How urban farming is gaining importance during COVID-19
It was in March 2020, when prime minister Narendra Modi announced a complete nation-wide lockdown following the Coronavirus pandemic. Since then, many people remain stuck at their homes, even when the economy has started reopening. In a city like Mumbai, where a sizeable population stays in apartments, residents have little option to look for recreational activities. Housing societies and projects, which have enough space to offer greenery and urban gardens, were the big winners. One of such housing society is Godrej Trees in Vikhroli.

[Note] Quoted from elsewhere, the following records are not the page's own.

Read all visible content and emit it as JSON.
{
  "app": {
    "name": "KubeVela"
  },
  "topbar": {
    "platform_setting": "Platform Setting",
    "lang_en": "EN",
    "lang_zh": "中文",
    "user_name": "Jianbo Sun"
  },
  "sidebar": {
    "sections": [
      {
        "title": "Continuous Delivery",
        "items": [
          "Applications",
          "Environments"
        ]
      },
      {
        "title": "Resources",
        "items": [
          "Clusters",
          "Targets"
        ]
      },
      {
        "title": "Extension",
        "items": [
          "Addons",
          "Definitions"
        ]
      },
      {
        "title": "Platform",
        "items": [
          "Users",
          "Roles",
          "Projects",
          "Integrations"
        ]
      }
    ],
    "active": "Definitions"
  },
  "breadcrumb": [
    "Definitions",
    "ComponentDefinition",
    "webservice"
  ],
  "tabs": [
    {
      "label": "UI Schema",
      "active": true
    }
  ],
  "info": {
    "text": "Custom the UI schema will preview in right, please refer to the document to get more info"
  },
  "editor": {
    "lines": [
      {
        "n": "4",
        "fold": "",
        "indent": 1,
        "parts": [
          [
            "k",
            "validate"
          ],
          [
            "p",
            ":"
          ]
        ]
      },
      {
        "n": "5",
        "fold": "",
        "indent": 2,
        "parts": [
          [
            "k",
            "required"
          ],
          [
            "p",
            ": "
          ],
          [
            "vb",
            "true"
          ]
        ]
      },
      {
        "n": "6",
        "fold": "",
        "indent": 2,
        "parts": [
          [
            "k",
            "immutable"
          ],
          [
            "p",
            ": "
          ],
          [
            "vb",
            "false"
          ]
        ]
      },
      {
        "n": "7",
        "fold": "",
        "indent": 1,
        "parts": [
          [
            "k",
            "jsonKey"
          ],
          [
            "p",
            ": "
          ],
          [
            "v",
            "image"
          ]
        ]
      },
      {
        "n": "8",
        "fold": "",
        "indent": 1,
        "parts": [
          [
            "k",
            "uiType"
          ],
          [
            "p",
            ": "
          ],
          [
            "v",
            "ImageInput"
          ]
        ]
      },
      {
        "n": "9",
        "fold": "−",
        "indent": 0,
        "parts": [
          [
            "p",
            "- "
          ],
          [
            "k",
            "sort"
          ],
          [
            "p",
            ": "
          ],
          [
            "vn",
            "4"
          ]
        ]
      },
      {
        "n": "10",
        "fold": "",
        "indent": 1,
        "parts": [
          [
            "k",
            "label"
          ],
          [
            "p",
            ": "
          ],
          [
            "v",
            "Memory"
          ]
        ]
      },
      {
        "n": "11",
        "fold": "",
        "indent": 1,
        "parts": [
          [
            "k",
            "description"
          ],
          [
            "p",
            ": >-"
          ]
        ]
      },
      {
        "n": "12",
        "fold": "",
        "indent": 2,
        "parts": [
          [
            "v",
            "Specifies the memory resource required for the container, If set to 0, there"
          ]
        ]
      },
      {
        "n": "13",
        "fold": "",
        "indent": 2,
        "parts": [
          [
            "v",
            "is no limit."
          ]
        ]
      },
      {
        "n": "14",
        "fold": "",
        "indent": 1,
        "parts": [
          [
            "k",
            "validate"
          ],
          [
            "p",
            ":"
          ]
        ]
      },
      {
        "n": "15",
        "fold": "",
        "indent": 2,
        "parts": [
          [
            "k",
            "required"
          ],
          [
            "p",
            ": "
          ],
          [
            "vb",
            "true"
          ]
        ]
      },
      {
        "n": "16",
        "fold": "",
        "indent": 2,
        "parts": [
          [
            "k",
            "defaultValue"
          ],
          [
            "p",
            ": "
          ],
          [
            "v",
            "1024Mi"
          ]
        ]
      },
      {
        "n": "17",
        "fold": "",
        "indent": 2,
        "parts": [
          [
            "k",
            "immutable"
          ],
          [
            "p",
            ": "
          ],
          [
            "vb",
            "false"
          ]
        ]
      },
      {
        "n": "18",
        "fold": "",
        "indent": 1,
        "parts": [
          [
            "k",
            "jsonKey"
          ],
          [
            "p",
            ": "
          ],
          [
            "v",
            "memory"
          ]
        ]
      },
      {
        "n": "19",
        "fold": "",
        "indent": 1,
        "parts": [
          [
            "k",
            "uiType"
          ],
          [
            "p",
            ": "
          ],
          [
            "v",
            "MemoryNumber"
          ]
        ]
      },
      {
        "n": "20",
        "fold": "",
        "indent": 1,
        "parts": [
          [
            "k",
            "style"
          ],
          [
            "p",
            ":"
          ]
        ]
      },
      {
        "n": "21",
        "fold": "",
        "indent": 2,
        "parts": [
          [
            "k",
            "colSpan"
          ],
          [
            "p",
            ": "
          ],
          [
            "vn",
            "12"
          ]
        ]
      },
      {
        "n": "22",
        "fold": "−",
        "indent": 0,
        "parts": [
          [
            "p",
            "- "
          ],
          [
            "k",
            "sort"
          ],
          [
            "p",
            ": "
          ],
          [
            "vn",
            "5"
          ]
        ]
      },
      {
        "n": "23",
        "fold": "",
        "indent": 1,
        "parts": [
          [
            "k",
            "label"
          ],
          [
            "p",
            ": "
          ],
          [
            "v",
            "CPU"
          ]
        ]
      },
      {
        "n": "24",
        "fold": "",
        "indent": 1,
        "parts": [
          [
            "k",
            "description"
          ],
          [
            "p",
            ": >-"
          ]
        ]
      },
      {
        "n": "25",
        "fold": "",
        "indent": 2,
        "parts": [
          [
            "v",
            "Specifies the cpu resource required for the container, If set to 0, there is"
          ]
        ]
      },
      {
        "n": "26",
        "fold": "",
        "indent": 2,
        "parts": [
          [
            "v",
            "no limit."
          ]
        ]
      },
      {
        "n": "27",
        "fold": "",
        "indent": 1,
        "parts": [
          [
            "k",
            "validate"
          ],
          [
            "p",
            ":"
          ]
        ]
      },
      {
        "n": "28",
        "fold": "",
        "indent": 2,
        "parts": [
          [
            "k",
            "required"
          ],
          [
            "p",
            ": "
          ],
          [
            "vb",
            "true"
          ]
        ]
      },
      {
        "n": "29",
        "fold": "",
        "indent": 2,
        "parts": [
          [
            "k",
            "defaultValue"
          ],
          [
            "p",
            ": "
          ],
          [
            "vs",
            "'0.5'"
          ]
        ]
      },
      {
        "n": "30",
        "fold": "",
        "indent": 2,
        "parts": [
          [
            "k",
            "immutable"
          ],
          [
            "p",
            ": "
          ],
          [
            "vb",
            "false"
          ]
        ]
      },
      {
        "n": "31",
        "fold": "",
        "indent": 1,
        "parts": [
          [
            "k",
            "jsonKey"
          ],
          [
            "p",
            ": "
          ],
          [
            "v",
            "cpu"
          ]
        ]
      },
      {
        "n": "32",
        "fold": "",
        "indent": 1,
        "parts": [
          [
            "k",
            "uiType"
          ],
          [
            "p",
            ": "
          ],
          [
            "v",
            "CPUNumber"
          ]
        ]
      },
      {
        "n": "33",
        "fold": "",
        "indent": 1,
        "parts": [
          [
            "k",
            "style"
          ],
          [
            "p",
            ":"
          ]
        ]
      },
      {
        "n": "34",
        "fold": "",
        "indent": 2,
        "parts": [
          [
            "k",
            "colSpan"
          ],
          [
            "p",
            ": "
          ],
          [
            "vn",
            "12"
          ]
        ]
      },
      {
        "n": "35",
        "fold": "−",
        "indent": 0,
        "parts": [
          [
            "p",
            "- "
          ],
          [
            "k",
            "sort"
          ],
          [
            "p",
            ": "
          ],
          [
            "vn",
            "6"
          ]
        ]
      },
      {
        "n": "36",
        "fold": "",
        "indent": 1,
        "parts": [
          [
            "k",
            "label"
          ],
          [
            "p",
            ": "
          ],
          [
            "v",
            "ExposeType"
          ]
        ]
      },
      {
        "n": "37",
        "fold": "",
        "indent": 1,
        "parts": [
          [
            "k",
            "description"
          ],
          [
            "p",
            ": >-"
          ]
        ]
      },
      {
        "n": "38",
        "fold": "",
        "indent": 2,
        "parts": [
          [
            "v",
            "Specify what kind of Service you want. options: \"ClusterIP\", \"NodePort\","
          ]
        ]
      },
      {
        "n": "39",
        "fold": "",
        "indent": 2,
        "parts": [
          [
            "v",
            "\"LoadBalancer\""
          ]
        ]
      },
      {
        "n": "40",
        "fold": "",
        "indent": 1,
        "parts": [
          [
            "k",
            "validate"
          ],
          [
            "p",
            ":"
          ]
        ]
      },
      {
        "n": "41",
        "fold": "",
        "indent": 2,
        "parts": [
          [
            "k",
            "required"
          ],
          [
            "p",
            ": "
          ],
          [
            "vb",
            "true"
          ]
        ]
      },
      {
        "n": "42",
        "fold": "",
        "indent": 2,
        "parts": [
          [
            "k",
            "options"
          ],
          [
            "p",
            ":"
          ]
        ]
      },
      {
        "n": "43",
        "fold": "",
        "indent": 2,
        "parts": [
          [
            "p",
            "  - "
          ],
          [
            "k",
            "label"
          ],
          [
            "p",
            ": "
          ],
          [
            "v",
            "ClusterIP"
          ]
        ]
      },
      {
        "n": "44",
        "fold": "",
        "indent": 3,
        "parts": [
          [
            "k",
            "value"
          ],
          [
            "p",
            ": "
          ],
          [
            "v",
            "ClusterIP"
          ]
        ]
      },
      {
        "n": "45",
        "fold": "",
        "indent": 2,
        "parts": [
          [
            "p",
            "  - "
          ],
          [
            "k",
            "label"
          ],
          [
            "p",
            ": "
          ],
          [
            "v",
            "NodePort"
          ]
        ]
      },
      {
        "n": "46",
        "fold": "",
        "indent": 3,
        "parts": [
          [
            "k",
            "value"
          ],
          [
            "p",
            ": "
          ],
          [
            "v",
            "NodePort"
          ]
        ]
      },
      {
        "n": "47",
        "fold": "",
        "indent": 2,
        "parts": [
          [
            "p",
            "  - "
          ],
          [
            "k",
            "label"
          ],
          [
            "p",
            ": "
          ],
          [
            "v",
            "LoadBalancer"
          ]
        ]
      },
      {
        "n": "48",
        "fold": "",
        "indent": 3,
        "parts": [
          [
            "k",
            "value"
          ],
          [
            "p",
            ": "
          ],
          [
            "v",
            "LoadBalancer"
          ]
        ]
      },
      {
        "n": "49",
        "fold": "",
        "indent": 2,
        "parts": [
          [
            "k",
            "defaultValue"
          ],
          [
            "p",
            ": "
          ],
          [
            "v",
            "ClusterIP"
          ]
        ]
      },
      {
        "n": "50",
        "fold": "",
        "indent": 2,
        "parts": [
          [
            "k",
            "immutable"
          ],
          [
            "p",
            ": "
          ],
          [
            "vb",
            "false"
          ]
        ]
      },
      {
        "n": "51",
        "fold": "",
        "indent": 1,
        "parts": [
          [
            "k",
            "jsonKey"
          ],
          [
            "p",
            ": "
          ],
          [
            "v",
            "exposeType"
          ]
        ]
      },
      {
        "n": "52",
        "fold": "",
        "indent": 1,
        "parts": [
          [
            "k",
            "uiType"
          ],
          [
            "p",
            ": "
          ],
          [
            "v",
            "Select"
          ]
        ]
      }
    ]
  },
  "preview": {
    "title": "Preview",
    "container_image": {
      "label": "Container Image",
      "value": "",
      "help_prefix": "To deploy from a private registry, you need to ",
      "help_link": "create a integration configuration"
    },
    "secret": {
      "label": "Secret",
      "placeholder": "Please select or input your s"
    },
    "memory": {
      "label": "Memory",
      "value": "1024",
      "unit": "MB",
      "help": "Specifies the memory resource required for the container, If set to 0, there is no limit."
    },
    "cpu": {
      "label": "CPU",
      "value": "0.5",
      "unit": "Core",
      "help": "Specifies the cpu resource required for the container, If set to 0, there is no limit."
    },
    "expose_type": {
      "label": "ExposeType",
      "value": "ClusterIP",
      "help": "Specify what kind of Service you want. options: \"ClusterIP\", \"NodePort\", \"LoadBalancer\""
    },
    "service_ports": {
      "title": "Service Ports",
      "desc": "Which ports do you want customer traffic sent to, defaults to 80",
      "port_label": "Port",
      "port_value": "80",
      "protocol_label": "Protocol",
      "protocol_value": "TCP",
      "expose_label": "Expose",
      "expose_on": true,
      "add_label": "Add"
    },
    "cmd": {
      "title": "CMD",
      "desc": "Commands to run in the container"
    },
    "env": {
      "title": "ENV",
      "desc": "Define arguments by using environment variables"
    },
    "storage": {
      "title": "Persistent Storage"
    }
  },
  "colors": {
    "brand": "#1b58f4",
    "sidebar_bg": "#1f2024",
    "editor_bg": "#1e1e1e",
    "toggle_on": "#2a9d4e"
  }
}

In an interview with PropGuide, Anubhav Gupta, business head, Vikhroli, head of CSR and sustainability, founder – GPL Design Studio, Godrej Properties, talks more about the concept of urban farming and how his project promotes it. Edited excerpts:
What is the concept of urban farming and how does it help city-dwellers?
Urban farming offers a multitude of community benefits such as access to healthy food all year round, learning about growing and harvesting produce and the opportunity for community engagement to bring together different age groups in celebrating the gifts of nature. People are getting increasingly conscious about where their food comes from, how it is grown organically, how responsibly it is sourced and transported.
Gardening and growing one’s own food, which enthusiasts find relaxing and therapeutic, is often seen as a luxury as it requires space that is often a constraint in dense city environments. While farm-to-table concepts are being explored the world over, such formats are now gaining ground within residential developments in cities.
Has the concept of urban farming gained more prominence due to the COVID-19 pandemic?
With the pandemic restricting residents to the sanctuary of their homes, the idea of turning to productive landscapes through an urban farm within the development is even more relevant, as it can be enjoyed with social distancing norms to fulfil needs that would otherwise require travel/delivery for food needs.
How is the Godrej Group bringing the concept of urban farming?
Godrej’s Vikhroli project has a productive green oasis for people who just moved prior to the lockdown. We have planned an extensively inner tree-lined courtyard, where the newly-formed community can spend quality time amidst native and adapted tree species, with a mix of shaded fruit and flower-bearing trees. These include the pride of India, rain trees, palms, altamas, flame, trumet, guava, chikoo and jamun trees, among others.
So, who is responsible for maintaining the harvest of urban farming?
The courtyard, with integrated play spaces, also houses the residential community’s thriving urban farm. For this community farm, a dedicated and skilled in-house horticultural team tends to 20 different varieties of vegetables and herbs in wooden troughs. The troughs create a venue for parents and children to connect with nature. The harvested produce is distributed by the facility management team to the residents every other week. While the initiative started out to encourage residents to adapt to a healthy, sustainable lifestyle, this little farm was greatly appreciated by residents for fresh produce of basil, brinjal, cabbage, capsicum, carrot, cauliflower, celery, chillies, mint, oregano, radish, tomato and tulsi, especially during the lockdown down months.